At the end of those two months, more than half of the patients could decrease or stop their psychotropic drugs, which are often used for behavioral issues but can be dangerous in this elderly population of patients. They were also able to use less opioids for pain.
Researchers also found improved behaviors and engagement with staff, which lasted more than two months. In fact, the study’s author stated that initially, the nurses were skeptical. Still, they started to notice decreased muscle rigidity, which made it easier to bathe and transfer patients in and out of bed.
The study team described the patients as being calmer, more relaxed, less irritable, and even smiling more. Several patients who had been continuously screaming stopped completely. One patient stopped continuously vomiting, and by stopping the opioids, the nurses noticed less constipation, which is an issue when caring for bed-ridden nursing home patients. Overwhelmingly, the feedback from the families of these patients was also positive.
RELATED: The latest on cannabis and anxiety
Long-term impacts of cannabis on dementia
In 2022, the same group of Swiss researchers published another study, this time observing patients long-term over two years. They found patients’ clinical and behavioral symptoms were improved and remained stable long-term. And despite many of these patients requiring multiple medications, even long-term, there were no serious drug-drug interactions or side effects. Patients tolerated cannabis well as an adjunct treatment in this population of severe dementia patients.
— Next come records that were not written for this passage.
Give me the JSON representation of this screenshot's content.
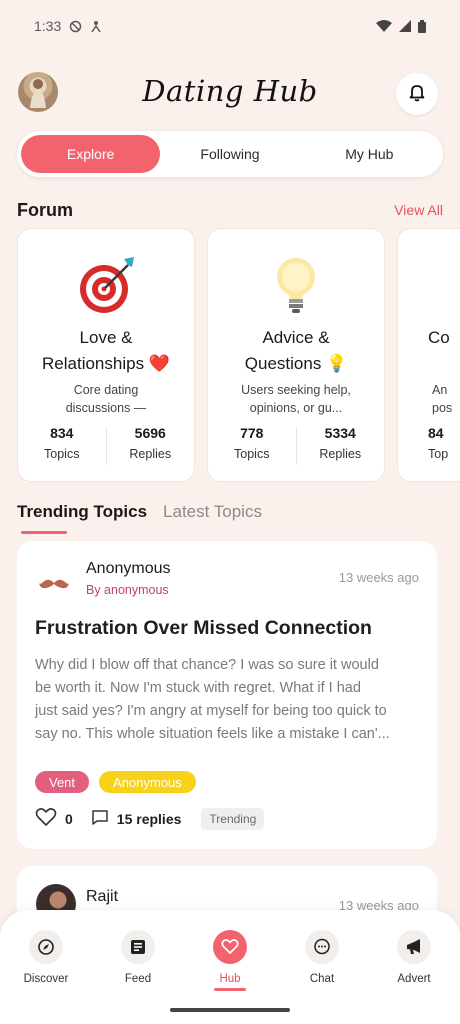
{
  "status_bar": {
    "time": "1:33"
  },
  "header": {
    "title": "Dating Hub"
  },
  "segments": [
    {
      "label": "Explore",
      "active": true
    },
    {
      "label": "Following",
      "active": false
    },
    {
      "label": "My Hub",
      "active": false
    }
  ],
  "forum": {
    "title": "Forum",
    "view_all": "View All",
    "cards": [
      {
        "icon": "target-icon",
        "title_line1": "Love &",
        "title_line2": "Relationships ❤️",
        "desc_line1": "Core dating",
        "desc_line2": "discussions —",
        "topics": "834",
        "topics_label": "Topics",
        "replies": "5696",
        "replies_label": "Replies"
      },
      {
        "icon": "lightbulb-icon",
        "title_line1": "Advice &",
        "title_line2": "Questions 💡",
        "desc_line1": "Users seeking help,",
        "desc_line2": "opinions, or gu...",
        "topics": "778",
        "topics_label": "Topics",
        "replies": "5334",
        "replies_label": "Replies"
      },
      {
        "title_line1": "",
        "title_line2": "Co",
        "desc_line1": "An",
        "desc_line2": "pos",
        "topics": "84",
        "topics_label": "Top"
      }
    ]
  },
  "topic_tabs": [
    {
      "label": "Trending Topics",
      "active": true
    },
    {
      "label": "Latest Topics",
      "active": false
    }
  ],
  "posts": [
    {
      "author": "Anonymous",
      "by": "By anonymous",
      "time": "13 weeks ago",
      "title": "Frustration Over Missed Connection",
      "body_lines": [
        "Why did I blow off that chance? I was so sure it would",
        "be worth it. Now I'm stuck with regret. What if I had",
        "just said yes? I'm angry at myself for being too quick to",
        "say no. This whole situation feels like a mistake I can'..."
      ],
      "tags": [
        "Vent",
        "Anonymous"
      ],
      "likes": "0",
      "replies": "15 replies",
      "badge": "Trending"
    },
    {
      "author": "Rajit",
      "time": "13 weeks ago"
    }
  ],
  "bottom_nav": [
    {
      "label": "Discover",
      "icon": "compass-icon"
    },
    {
      "label": "Feed",
      "icon": "feed-icon"
    },
    {
      "label": "Hub",
      "icon": "heart-icon",
      "active": true
    },
    {
      "label": "Chat",
      "icon": "chat-bubble-icon"
    },
    {
      "label": "Advert",
      "icon": "megaphone-icon"
    }
  ],
  "colors": {
    "accent": "#f2636e",
    "background": "#faf1ec",
    "vent_tag": "#e35f7f",
    "anon_tag": "#f7d21b"
  }
}
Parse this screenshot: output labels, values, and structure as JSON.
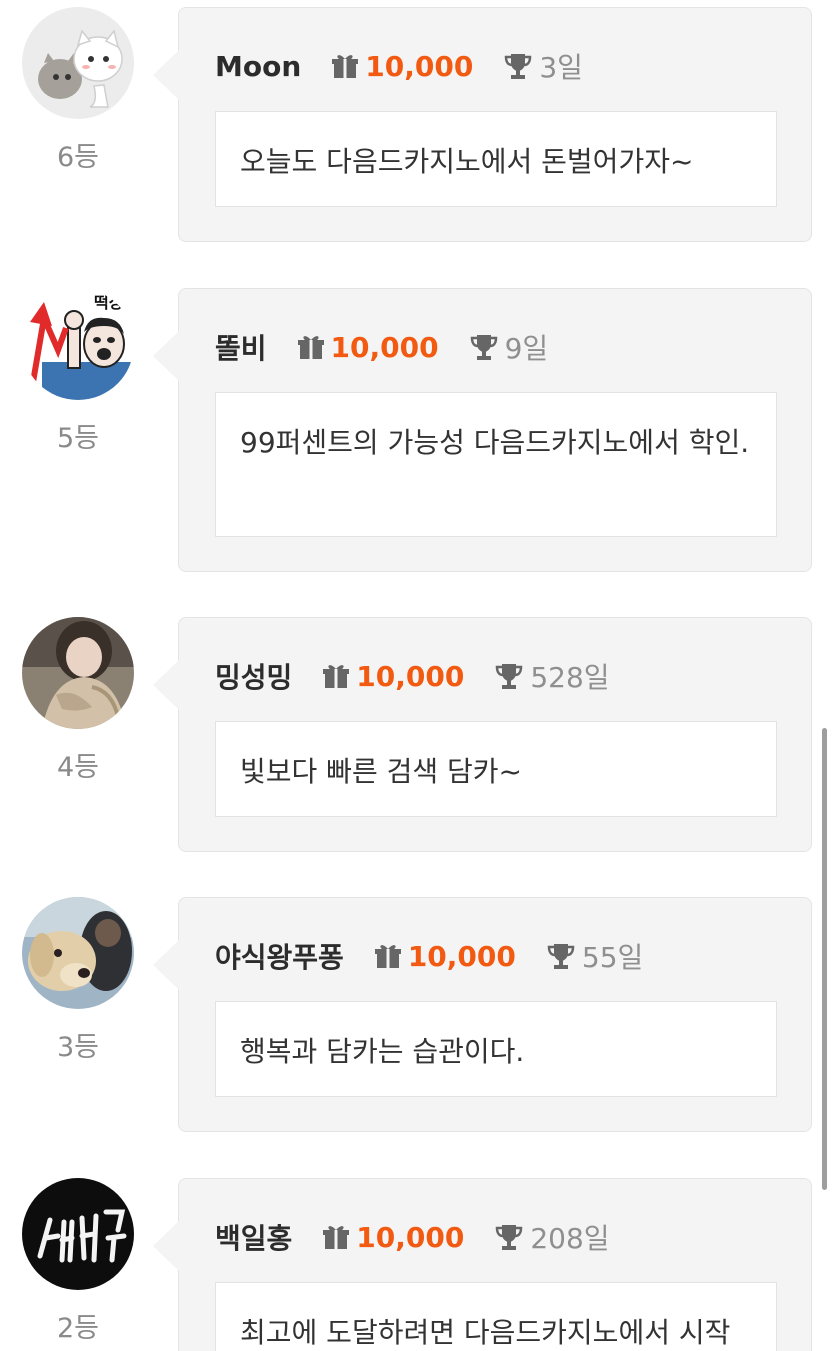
{
  "comments": [
    {
      "nickname": "Moon",
      "points": "10,000",
      "days": "3일",
      "rank": "6등",
      "message": "오늘도 다음드카지노에서 돈벌어가자~",
      "avatar": "avatar-cats"
    },
    {
      "nickname": "똘비",
      "points": "10,000",
      "days": "9일",
      "rank": "5등",
      "message": "99퍼센트의 가능성 다음드카지노에서 학인.",
      "avatar": "avatar-stock-meme",
      "avatar_caption": "떡상"
    },
    {
      "nickname": "밍성밍",
      "points": "10,000",
      "days": "528일",
      "rank": "4등",
      "message": "빛보다 빠른 검색 담카~",
      "avatar": "avatar-photo-person"
    },
    {
      "nickname": "야식왕푸퐁",
      "points": "10,000",
      "days": "55일",
      "rank": "3등",
      "message": "행복과 담카는 습관이다.",
      "avatar": "avatar-dog-photo"
    },
    {
      "nickname": "백일홍",
      "points": "10,000",
      "days": "208일",
      "rank": "2등",
      "message": "최고에 도달하려면 다음드카지노에서 시작",
      "avatar": "avatar-neon-sign"
    }
  ],
  "colors": {
    "points": "#f25a12",
    "nickname": "#2c2c2c",
    "meta": "#8f8f8f",
    "card": "#f4f4f4"
  }
}
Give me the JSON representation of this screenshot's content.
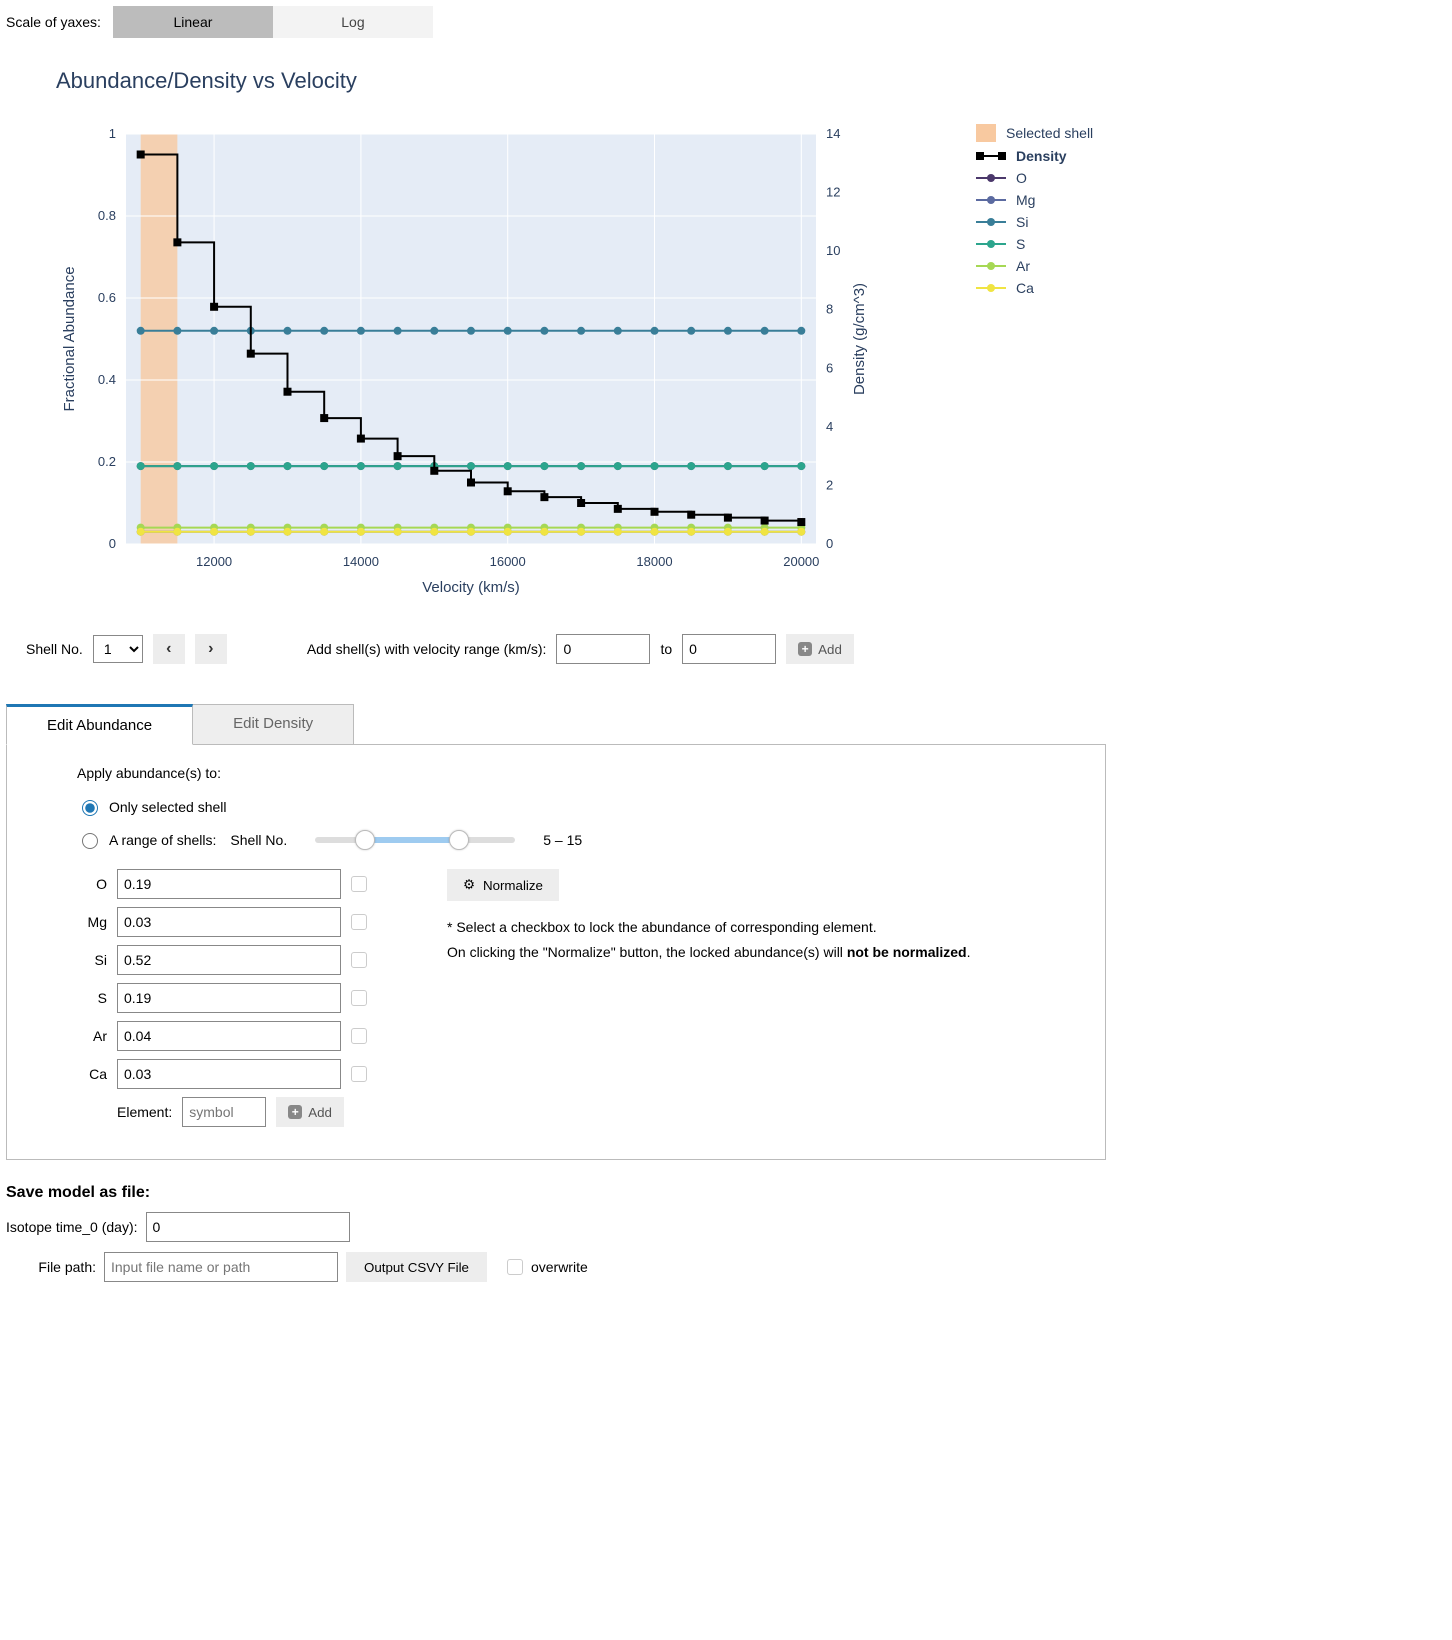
{
  "scale": {
    "label": "Scale of yaxes:",
    "options": [
      "Linear",
      "Log"
    ],
    "active": 0
  },
  "chart": {
    "title": "Abundance/Density vs Velocity",
    "xlabel": "Velocity (km/s)",
    "ylabel_left": "Fractional Abundance",
    "ylabel_right": "Density (g/cm^3)"
  },
  "legend": {
    "selected_shell": "Selected shell",
    "density": "Density",
    "elements": [
      {
        "name": "O",
        "color": "#4b386b"
      },
      {
        "name": "Mg",
        "color": "#5b6aa0"
      },
      {
        "name": "Si",
        "color": "#397e98"
      },
      {
        "name": "S",
        "color": "#2ca58d"
      },
      {
        "name": "Ar",
        "color": "#a6d854"
      },
      {
        "name": "Ca",
        "color": "#f0e442"
      }
    ]
  },
  "shell_controls": {
    "label": "Shell No.",
    "value": "1",
    "add_label": "Add shell(s) with velocity range (km/s):",
    "to": "to",
    "from_val": "0",
    "to_val": "0",
    "add_btn": "Add"
  },
  "tabs": {
    "items": [
      "Edit Abundance",
      "Edit Density"
    ],
    "active": 0
  },
  "edit": {
    "apply_label": "Apply abundance(s) to:",
    "opt_only": "Only selected shell",
    "opt_range": "A range of shells:",
    "range_shell_label": "Shell No.",
    "range_text": "5 – 15",
    "normalize": "Normalize",
    "hint_line1": "* Select a checkbox to lock the abundance of corresponding element.",
    "hint_line2a": "On clicking the \"Normalize\" button, the locked abundance(s) will ",
    "hint_line2b": "not be normalized",
    "hint_line2c": ".",
    "abundances": [
      {
        "el": "O",
        "val": "0.19"
      },
      {
        "el": "Mg",
        "val": "0.03"
      },
      {
        "el": "Si",
        "val": "0.52"
      },
      {
        "el": "S",
        "val": "0.19"
      },
      {
        "el": "Ar",
        "val": "0.04"
      },
      {
        "el": "Ca",
        "val": "0.03"
      }
    ],
    "add_el_label": "Element:",
    "add_el_placeholder": "symbol",
    "add_el_btn": "Add"
  },
  "save": {
    "title": "Save model as file:",
    "isotope_label": "Isotope time_0 (day):",
    "isotope_val": "0",
    "filepath_label": "File path:",
    "filepath_placeholder": "Input file name or path",
    "output_btn": "Output CSVY File",
    "overwrite": "overwrite"
  },
  "chart_data": {
    "type": "line",
    "xlabel": "Velocity (km/s)",
    "ylabel_left": "Fractional Abundance",
    "ylabel_right": "Density (g/cm^3)",
    "xlim": [
      10800,
      20200
    ],
    "ylim_left": [
      0,
      1
    ],
    "ylim_right": [
      0,
      14
    ],
    "x_ticks": [
      12000,
      14000,
      16000,
      18000,
      20000
    ],
    "y_left_ticks": [
      0,
      0.2,
      0.4,
      0.6,
      0.8,
      1
    ],
    "y_right_ticks": [
      0,
      2,
      4,
      6,
      8,
      10,
      12,
      14
    ],
    "selected_shell_x_range": [
      11000,
      11500
    ],
    "x": [
      11000,
      11500,
      12000,
      12500,
      13000,
      13500,
      14000,
      14500,
      15000,
      15500,
      16000,
      16500,
      17000,
      17500,
      18000,
      18500,
      19000,
      19500,
      20000
    ],
    "series_left": [
      {
        "name": "O",
        "color": "#4b386b",
        "values": [
          0.19,
          0.19,
          0.19,
          0.19,
          0.19,
          0.19,
          0.19,
          0.19,
          0.19,
          0.19,
          0.19,
          0.19,
          0.19,
          0.19,
          0.19,
          0.19,
          0.19,
          0.19,
          0.19
        ]
      },
      {
        "name": "Mg",
        "color": "#5b6aa0",
        "values": [
          0.03,
          0.03,
          0.03,
          0.03,
          0.03,
          0.03,
          0.03,
          0.03,
          0.03,
          0.03,
          0.03,
          0.03,
          0.03,
          0.03,
          0.03,
          0.03,
          0.03,
          0.03,
          0.03
        ]
      },
      {
        "name": "Si",
        "color": "#397e98",
        "values": [
          0.52,
          0.52,
          0.52,
          0.52,
          0.52,
          0.52,
          0.52,
          0.52,
          0.52,
          0.52,
          0.52,
          0.52,
          0.52,
          0.52,
          0.52,
          0.52,
          0.52,
          0.52,
          0.52
        ]
      },
      {
        "name": "S",
        "color": "#2ca58d",
        "values": [
          0.19,
          0.19,
          0.19,
          0.19,
          0.19,
          0.19,
          0.19,
          0.19,
          0.19,
          0.19,
          0.19,
          0.19,
          0.19,
          0.19,
          0.19,
          0.19,
          0.19,
          0.19,
          0.19
        ]
      },
      {
        "name": "Ar",
        "color": "#a6d854",
        "values": [
          0.04,
          0.04,
          0.04,
          0.04,
          0.04,
          0.04,
          0.04,
          0.04,
          0.04,
          0.04,
          0.04,
          0.04,
          0.04,
          0.04,
          0.04,
          0.04,
          0.04,
          0.04,
          0.04
        ]
      },
      {
        "name": "Ca",
        "color": "#f0e442",
        "values": [
          0.03,
          0.03,
          0.03,
          0.03,
          0.03,
          0.03,
          0.03,
          0.03,
          0.03,
          0.03,
          0.03,
          0.03,
          0.03,
          0.03,
          0.03,
          0.03,
          0.03,
          0.03,
          0.03
        ]
      }
    ],
    "series_right": [
      {
        "name": "Density",
        "color": "#000000",
        "step": true,
        "values": [
          13.3,
          10.3,
          8.1,
          6.5,
          5.2,
          4.3,
          3.6,
          3.0,
          2.5,
          2.1,
          1.8,
          1.6,
          1.4,
          1.2,
          1.1,
          1.0,
          0.9,
          0.8,
          0.75
        ]
      }
    ]
  }
}
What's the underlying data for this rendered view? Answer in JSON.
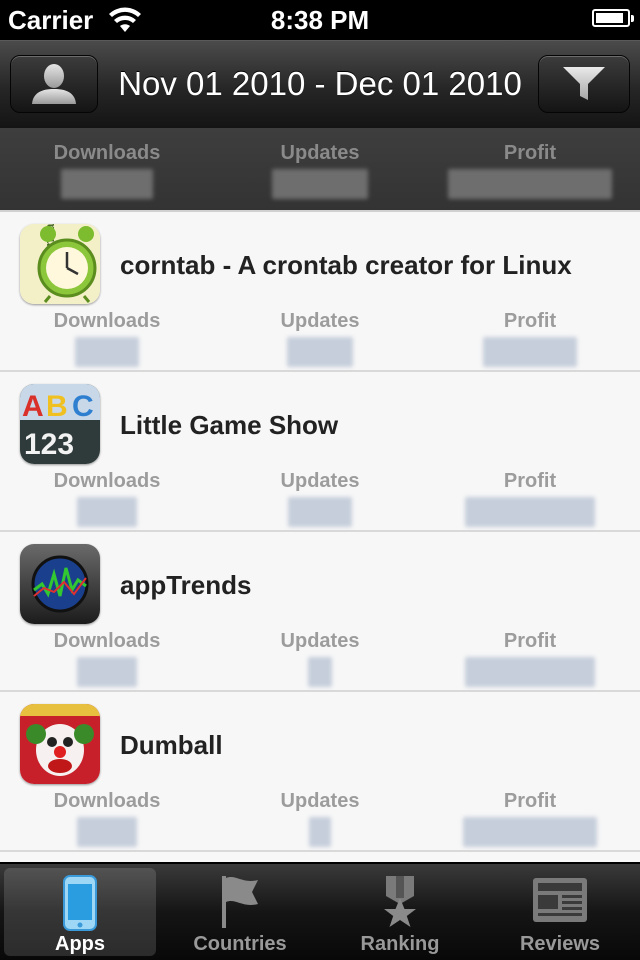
{
  "status_bar": {
    "carrier": "Carrier",
    "time": "8:38 PM",
    "battery_level": 0.9
  },
  "nav_bar": {
    "title": "Nov 01 2010 - Dec 01 2010",
    "left_button_icon": "person-icon",
    "right_button_icon": "filter-icon"
  },
  "summary": {
    "downloads_label": "Downloads",
    "updates_label": "Updates",
    "profit_label": "Profit"
  },
  "apps": [
    {
      "name": "corntab - A crontab creator for Linux",
      "icon": "alarm-clock-icon",
      "downloads_label": "Downloads",
      "updates_label": "Updates",
      "profit_label": "Profit"
    },
    {
      "name": "Little Game Show",
      "icon": "abc-123-chalkboard-icon",
      "downloads_label": "Downloads",
      "updates_label": "Updates",
      "profit_label": "Profit"
    },
    {
      "name": "appTrends",
      "icon": "trend-graph-icon",
      "downloads_label": "Downloads",
      "updates_label": "Updates",
      "profit_label": "Profit"
    },
    {
      "name": "Dumball",
      "icon": "clown-face-icon",
      "downloads_label": "Downloads",
      "updates_label": "Updates",
      "profit_label": "Profit"
    }
  ],
  "tab_bar": {
    "tabs": [
      {
        "label": "Apps",
        "icon": "iphone-icon",
        "active": true
      },
      {
        "label": "Countries",
        "icon": "flag-icon",
        "active": false
      },
      {
        "label": "Ranking",
        "icon": "star-medal-icon",
        "active": false
      },
      {
        "label": "Reviews",
        "icon": "newspaper-icon",
        "active": false
      }
    ]
  },
  "colors": {
    "nav_dark": "#262626",
    "label_gray": "#9c9c9c",
    "row_bg": "#f7f7f7",
    "blurred_value": "#c6cedb"
  }
}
A recent study just published in 2023 was done in Italy. They examined dementia patients using a medical cannabis oil extract that was THC-dominant (THC 22%/ CBD 0.5%) taken twice a day for 12 weeks. They found improvement in behavioral symptoms in all patients, such as less physically and verbally aggressive behaviors. They also found less apathy, agitation, irritability, sleep and eating disturbances. And this, in turn, also led to less caregiver distress.
This study used an exam called the Mini Mental Status Exam, a validated questionnaire that physicians use to assess cognitive impairment, detecting problems in thinking, communication, understanding, and memory. Remarkably, 45 percent of the patients exhibited cognitive enhancement, with improvements in language, recall, complex commands, and calculations, and being more aware of place and time. This is notable because today, all the pharmaceutical drugs we have for Alzheimer’s and other dementias can only slow cognitive decline; none yet have been found to improve cognition.
While all of these findings are promising, it’s crucial to approach this with caution due to the small sample size and observational nature of most studies with no placebo group, which is considered the gold standard for research today. It’s also worth noting the diversity of diseases and conditions that cause dementia because there may not be a single beneficial therapeutic regime for all of the different causes. And, of course, as with any potential medical intervention, it’s imperative to consult a physician before considering medical cannabis for your loved ones with dementia.
Got cannabis questions? Ask Doctor Leigh. Send your questions to GreenState’s Editor at email@example.com and keep an eye out for new answers from Dr. Leigh Vinocur every month.
Dr. Leigh Vinocur is a board-certified emergency physician who also has a cannabis consulting practice for patients and industry. She is a member of the Society of Cannabis Clinicians and a graduate of the inaugural class, with the first Master of Science in the country in Medical Cannabis Science and Therapeutics from the University of Maryland School of Pharmacy.
The response to this question was not written or edited by Hearst. The authors are solely responsible for the content.